Similarly, my advice to participate in study groups carefully is due to the frequent disfunction that can occur in them. Some students dominate the discussion; others are not prepared and instead hope to "free ride". So spending a lot of time in a study group that does not have a plan and ground rules can be a waste of time.
However, there is huge benefit to be gained from cosulting your colleagues in law school. This is because there is no substitute for the synergy of creative thinking that goes on among law students. Simply, two (or three or four) heads are better than one. And in law practice, I have found that while treatises have their place, there is no substitue with kicking legal doctrine around with your colleagues. The practice of law is a craft, perfected by craftsmen (or women). And the art of the craft is the winnowing and distilling of ideas and doctrine through consultation with one's peers.
And in law school, smart and creative people are all around you. Seek them out. Bounce ideas off of them. Check your thinking. And the advantage of doing it ad hoc and on your on is that you can control the schedule and timing of this consultation. In a study group, you are often constrained by the activities of the group itself.

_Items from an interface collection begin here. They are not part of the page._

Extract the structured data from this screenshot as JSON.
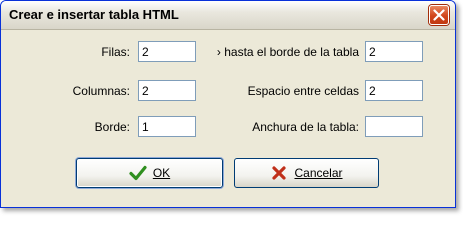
{
  "dialog": {
    "title": "Crear e insertar tabla HTML",
    "close_icon": "close-icon",
    "accent_color": "#d1451b"
  },
  "fields": {
    "rows": {
      "label": "Filas:",
      "value": "2"
    },
    "columns": {
      "label": "Columnas:",
      "value": "2"
    },
    "border": {
      "label": "Borde:",
      "value": "1"
    },
    "cell_padding": {
      "label": "› hasta el borde de la tabla",
      "value": "2"
    },
    "cell_spacing": {
      "label": "Espacio entre celdas",
      "value": "2"
    },
    "table_width": {
      "label": "Anchura de la tabla:",
      "value": ""
    }
  },
  "buttons": {
    "ok": {
      "label": "OK",
      "icon": "checkmark-icon",
      "icon_color": "#2f8f1f"
    },
    "cancel": {
      "label": "Cancelar",
      "icon": "x-icon",
      "icon_color": "#c0301a"
    }
  }
}
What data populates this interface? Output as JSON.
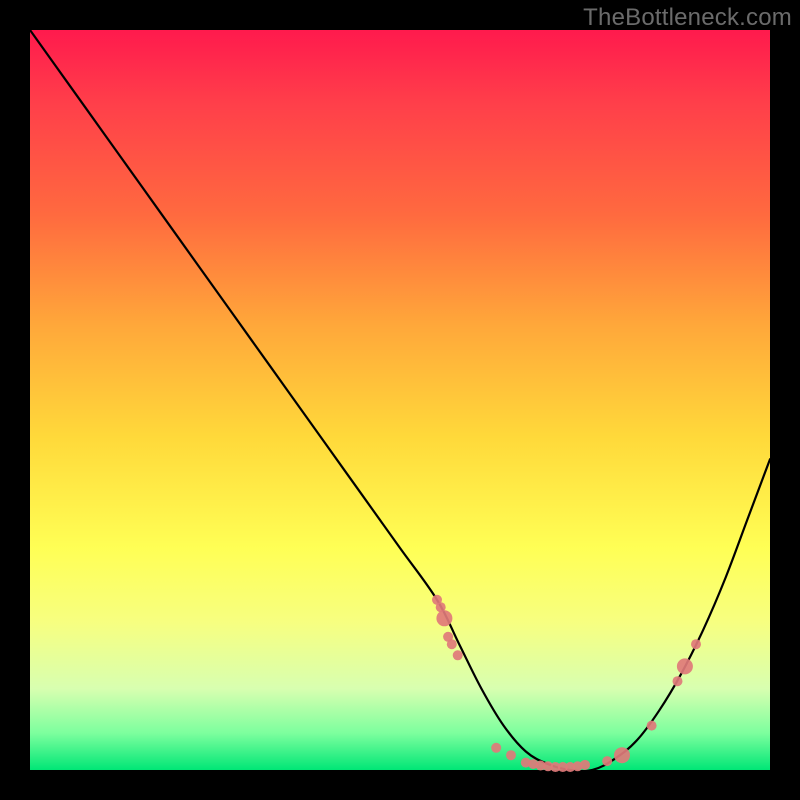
{
  "watermark": "TheBottleneck.com",
  "chart_data": {
    "type": "line",
    "title": "",
    "xlabel": "",
    "ylabel": "",
    "xlim": [
      0,
      100
    ],
    "ylim": [
      0,
      100
    ],
    "grid": false,
    "legend": false,
    "description": "V-shaped bottleneck curve overlaid on a vertical rainbow gradient (red = high bottleneck at top, green = no bottleneck at bottom). The curve starts very high at the left, descends steeply to a flat optimum basin, then rises again on the right.",
    "series": [
      {
        "name": "bottleneck-curve",
        "color": "#000000",
        "x": [
          0,
          5,
          10,
          15,
          20,
          25,
          30,
          35,
          40,
          45,
          50,
          55,
          58,
          61,
          64,
          67,
          70,
          73,
          76,
          79,
          82,
          85,
          88,
          91,
          94,
          97,
          100
        ],
        "y": [
          100,
          93,
          86,
          79,
          72,
          65,
          58,
          51,
          44,
          37,
          30,
          23,
          17,
          11,
          6,
          2.5,
          0.8,
          0,
          0,
          1.5,
          4,
          8,
          13,
          19,
          26,
          34,
          42
        ]
      }
    ],
    "markers": {
      "name": "datapoints",
      "color": "#e07a7a",
      "radius_small": 5,
      "radius_large": 8,
      "points": [
        {
          "x": 55,
          "y": 23,
          "r": "s"
        },
        {
          "x": 55.5,
          "y": 22,
          "r": "s"
        },
        {
          "x": 56,
          "y": 20.5,
          "r": "l"
        },
        {
          "x": 56.5,
          "y": 18,
          "r": "s"
        },
        {
          "x": 57,
          "y": 17,
          "r": "s"
        },
        {
          "x": 57.8,
          "y": 15.5,
          "r": "s"
        },
        {
          "x": 63,
          "y": 3,
          "r": "s"
        },
        {
          "x": 65,
          "y": 2,
          "r": "s"
        },
        {
          "x": 67,
          "y": 1,
          "r": "s"
        },
        {
          "x": 68,
          "y": 0.8,
          "r": "s"
        },
        {
          "x": 69,
          "y": 0.6,
          "r": "s"
        },
        {
          "x": 70,
          "y": 0.5,
          "r": "s"
        },
        {
          "x": 71,
          "y": 0.4,
          "r": "s"
        },
        {
          "x": 72,
          "y": 0.4,
          "r": "s"
        },
        {
          "x": 73,
          "y": 0.4,
          "r": "s"
        },
        {
          "x": 74,
          "y": 0.5,
          "r": "s"
        },
        {
          "x": 75,
          "y": 0.7,
          "r": "s"
        },
        {
          "x": 78,
          "y": 1.2,
          "r": "s"
        },
        {
          "x": 80,
          "y": 2,
          "r": "l"
        },
        {
          "x": 84,
          "y": 6,
          "r": "s"
        },
        {
          "x": 87.5,
          "y": 12,
          "r": "s"
        },
        {
          "x": 88.5,
          "y": 14,
          "r": "l"
        },
        {
          "x": 90,
          "y": 17,
          "r": "s"
        }
      ]
    }
  }
}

So, when I caution against engagement in study groups, please do not consider this as a prohibition. Instead, think of it like you would in the same way that you would all of your study activities- an investment of time. Engage in that free-form creative analysis unique to law school on your terms, with people who are willing to work with you in a collegial way. Don't simply succumb to a study group because everyone else is.